As we know, Hong Kong has had a history of heroic class struggle. The Seamen’s Strike of 1922 and the Canton-Hong Kong General Strike of 1925-26 both brought the British imperialists to heel, but both of them happened almost a century ago. The last attempt at a political strike was in 1967, led by the CCP-controlled Hong Kong Federation of Trade Unions (HKFTU). After that struggle failed, and as the CCP began to pursue “Reform and Opening” to restore capitalism in China in the 1980s, the HKFTU became an openly pro-business and pro-capitalist conservative trade union. During the same time, a trade-union movement independent of the CCP and the KMT began to emerge, concentrated primarily in education, airline, public transportation, and social work sectors.

The present movement saw two attempts at political strikes on June 17 and Aug. 5 led by independent trade unions. The first attempt was largely unsuccessful; the second one involved over 350,000 workers. It is claimed that over a third of air traffic controllers went on strike, and many flight attendants of Cathay Pacific and Hong Kong Airline also joined the strike, causing over 200 flights being canceled. The subway also halted operation for half of the day on the morning of Aug. 5. However, this cannot be classified as a total general strike. Many workers such as teachers and social workers chose to take a personal holiday instead of going on strike to avoid management’s retaliation. Some of the bosses also permitted the workers to take the day off for them to join the protest.

Right now the independent unions are preparing for a third political strike in September, the same time that university and high school students plan on striking. If the political strike can successfully coordinate with the student actions, then they would deal a serious blow to the ruling class.

The left in Hong Kong remains small and divided, including social-democratic political organizations, broad-left organizations, and a minority of revolutionary socialist network. As a revolutionary socialist activist, I have consistently proposed three demands:

1) The protesters must organize democratic discussions that determine the tactics of the movement. “Leaderless” form of struggle must not be prettified. Instead, protesters must look towards the Yellow Vests in France who formed constituent assemblies.

2) While we should continue to press for rallies, demonstrations, and mass encirclement, we must also avoid storming government buildings, to prevent the government from using these occasions to escalate repression or even deploying Chinese troops.

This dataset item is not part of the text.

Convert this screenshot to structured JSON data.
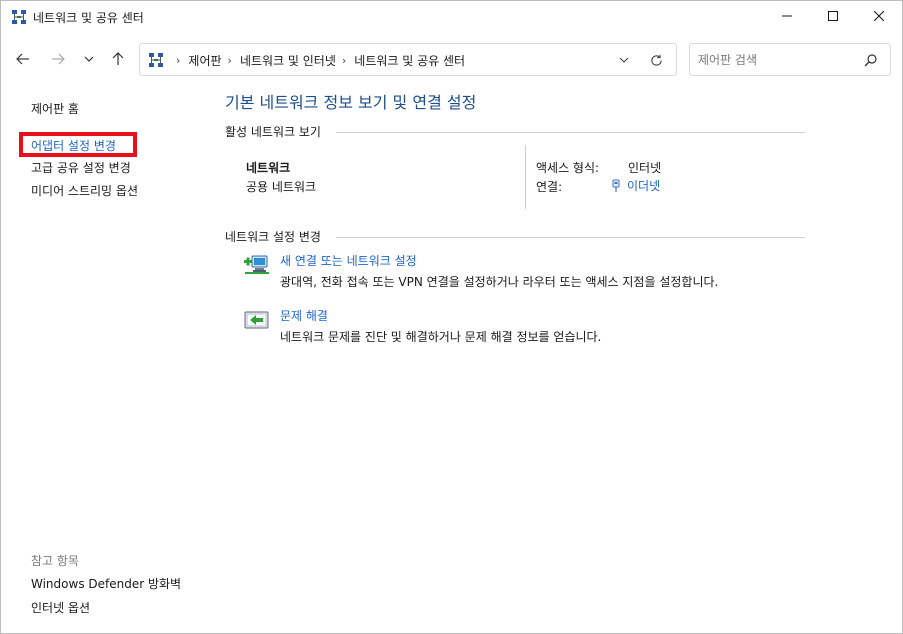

3) The Anti-Extradition movement must connect with the labor and social movements, wielding political strikes and school walk-outs as weapons, thus creating a movement independent of the ruling class and controlled by the working masses. For this, they must propose anti-capitalist social demands to win over more workers’ participation. They must also support the workers’ struggle in mainland China or mass struggles for rights protection, to foster more movement against the CCP’s bureaucratic capitalist regime within mainland China.

We must also foster the solidarity of all workers around the world by calling for a “better world.” Some on the left still hold a “campist” view, believing that the CCP regime still represents a progressive force against Western imperialism or even something along the lines of “the enemy of my enemy is my friend.” These kinds of “leftists” do not understand that the CCP regime today is already a regime of bureaucratic capital against the workers. They also forget that the left must firmly hold a perspective from the working class. We must not only fight against US imperialism but also the various imperialist forces and capitalist exploitation across East Asia. Thank you!

August 18, 2019

Lam Chi Leung is a revolutionary socialist based in Hong Kong. Photo: Athit Perawongmetha / Reuters